Today is Good Friday. The day that Christians remember and reflect on what Jesus did to save us on the Cross. Easter weekend is the pinnacle holiday of the Christian faith, my faith. On Easter Sunday, Christians across the world will go to church to celebrate the resurrection of Christ. It is also the weekend that some, non-church goers, complimplate going to church. Some will go because that is what you do on Easter Sunday. But others will chose not to go. Maybe because they had a similar experience with the church or a with a Christian. If you have, I’m so sorry. But please don’t do what I did and accept the actions of an imperfect person to be God’s truth and Jesus’s love. That is not how Jesus intended his church or his people to be. Jesus spent his time on earth with sinners and with the lost. He didn’t shun or condemn them. He loved and taught them and because of this they chose to repent their sins and follow him. By doing so, they chose to adopt God’s biblical guidelines and purpose for their lives.
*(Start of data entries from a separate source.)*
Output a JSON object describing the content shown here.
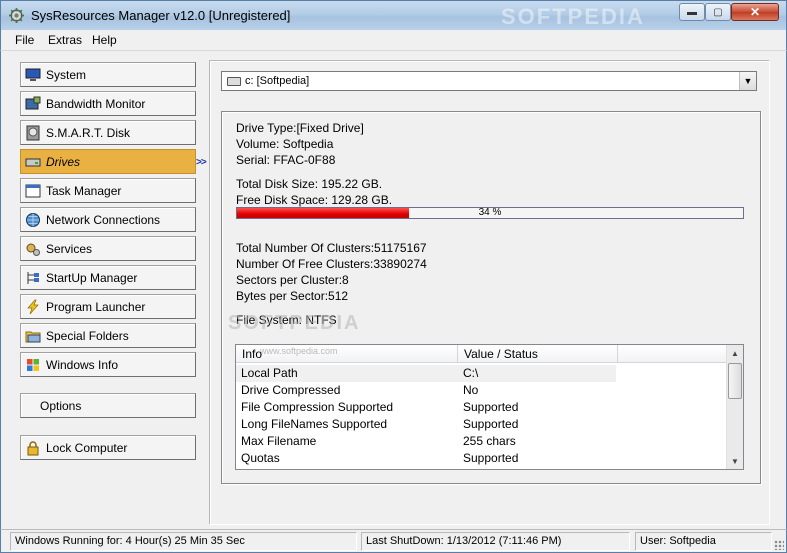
{
  "window": {
    "title": "SysResources Manager  v12.0 [Unregistered]",
    "min_glyph": "▬",
    "max_glyph": "▢",
    "close_glyph": "✕",
    "watermark": "SOFTPEDIA"
  },
  "menu": [
    "File",
    "Extras",
    "Help"
  ],
  "sidebar": {
    "items": [
      {
        "label": "System",
        "icon": "monitor-icon"
      },
      {
        "label": "Bandwidth Monitor",
        "icon": "network-card-icon"
      },
      {
        "label": "S.M.A.R.T. Disk",
        "icon": "hard-disk-icon"
      },
      {
        "label": "Drives",
        "icon": "drive-icon",
        "active": true
      },
      {
        "label": "Task Manager",
        "icon": "task-window-icon"
      },
      {
        "label": "Network Connections",
        "icon": "globe-icon"
      },
      {
        "label": "Services",
        "icon": "gears-icon"
      },
      {
        "label": "StartUp Manager",
        "icon": "startup-tree-icon"
      },
      {
        "label": "Program Launcher",
        "icon": "lightning-icon"
      },
      {
        "label": "Special Folders",
        "icon": "folders-icon"
      },
      {
        "label": "Windows Info",
        "icon": "windows-flag-icon"
      }
    ],
    "options_label": "Options",
    "lock_label": "Lock Computer",
    "active_marker": ">>"
  },
  "drive_select": {
    "value": "c: [Softpedia]",
    "dropdown_glyph": "▼"
  },
  "drive_info": {
    "drive_type": "Drive Type:[Fixed Drive]",
    "volume": "Volume: Softpedia",
    "serial": "Serial: FFAC-0F88",
    "total_size": "Total Disk Size: 195.22 GB.",
    "free_space": "Free Disk Space: 129.28 GB.",
    "used_percent_label": "34 %",
    "used_fraction": 0.34,
    "total_clusters": "Total Number Of Clusters:51175167",
    "free_clusters": "Number Of Free Clusters:33890274",
    "sectors_per_cluster": "Sectors per Cluster:8",
    "bytes_per_sector": "Bytes per Sector:512",
    "file_system": "File System: NTFS",
    "watermark": "SOFTPEDIA",
    "watermark_url": "www.softpedia.com"
  },
  "table": {
    "headers": [
      "Info",
      "Value / Status"
    ],
    "rows": [
      [
        "Local Path",
        "C:\\"
      ],
      [
        "Drive Compressed",
        "No"
      ],
      [
        "File Compression Supported",
        "Supported"
      ],
      [
        "Long FileNames Supported",
        "Supported"
      ],
      [
        "Max Filename",
        "255 chars"
      ],
      [
        "Quotas",
        "Supported"
      ]
    ],
    "scroll_up": "▲",
    "scroll_down": "▼"
  },
  "status": {
    "uptime": "Windows Running for: 4 Hour(s) 25 Min 35 Sec",
    "last_shutdown": "Last ShutDown: 1/13/2012 (7:11:46 PM)",
    "user": "User: Softpedia"
  },
  "colors": {
    "active_nav": "#e9b142",
    "progress": "#e00000",
    "marker": "#2233aa"
  }
}
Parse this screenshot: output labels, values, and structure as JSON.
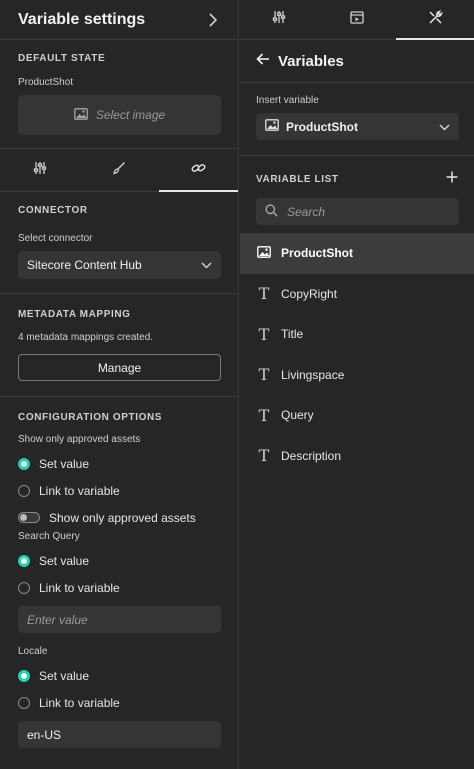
{
  "left": {
    "title": "Variable settings",
    "default_state": {
      "heading": "DEFAULT STATE",
      "field_label": "ProductShot",
      "select_image_label": "Select image"
    },
    "connector": {
      "heading": "CONNECTOR",
      "select_label": "Select connector",
      "selected_value": "Sitecore Content Hub"
    },
    "metadata": {
      "heading": "METADATA MAPPING",
      "summary": "4 metadata mappings created.",
      "manage_label": "Manage"
    },
    "config": {
      "heading": "CONFIGURATION OPTIONS",
      "approved_label": "Show only approved assets",
      "approved_set_value": "Set value",
      "approved_link": "Link to variable",
      "approved_toggle_label": "Show only approved assets",
      "approved_toggle_on": false,
      "query_label": "Search Query",
      "query_set_value": "Set value",
      "query_link": "Link to variable",
      "query_placeholder": "Enter value",
      "locale_label": "Locale",
      "locale_set_value": "Set value",
      "locale_link": "Link to variable",
      "locale_value": "en-US"
    }
  },
  "right": {
    "title": "Variables",
    "insert_label": "Insert variable",
    "insert_selected": "ProductShot",
    "list_heading": "VARIABLE LIST",
    "search_placeholder": "Search",
    "items": [
      {
        "label": "ProductShot",
        "type": "image",
        "selected": true
      },
      {
        "label": "CopyRight",
        "type": "text",
        "selected": false
      },
      {
        "label": "Title",
        "type": "text",
        "selected": false
      },
      {
        "label": "Livingspace",
        "type": "text",
        "selected": false
      },
      {
        "label": "Query",
        "type": "text",
        "selected": false
      },
      {
        "label": "Description",
        "type": "text",
        "selected": false
      }
    ]
  },
  "colors": {
    "accent": "#19d3b1",
    "panel_bg": "#262626",
    "field_bg": "#353535"
  }
}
By doing so, they lived out Jesus’ mission, spread the gospel, and started the Christian church. By doing so, they were persecuted. Leaving behind the church, and its imperfect people, to continue the mission. So it is on this mission that I share my story. My story isn’t pretty or perfect and sharing it isn’t easy. It is vulnerable and scary. But, it is real and authentic just like my faith. As is my invitation to you to join the Easter celebration by going to church. Where, yes some other imperfect people will be, but also where the message of the Good News of Jesus’ saving grace and love can be found. If you are local, I invite you to come to my church, Clear Creek Community Church. You can look up the many services and times here: https://www.clearcreek.org/events/details/2019/04/21/easter-all-campuses-3/. Happy Easter, He is RISEN!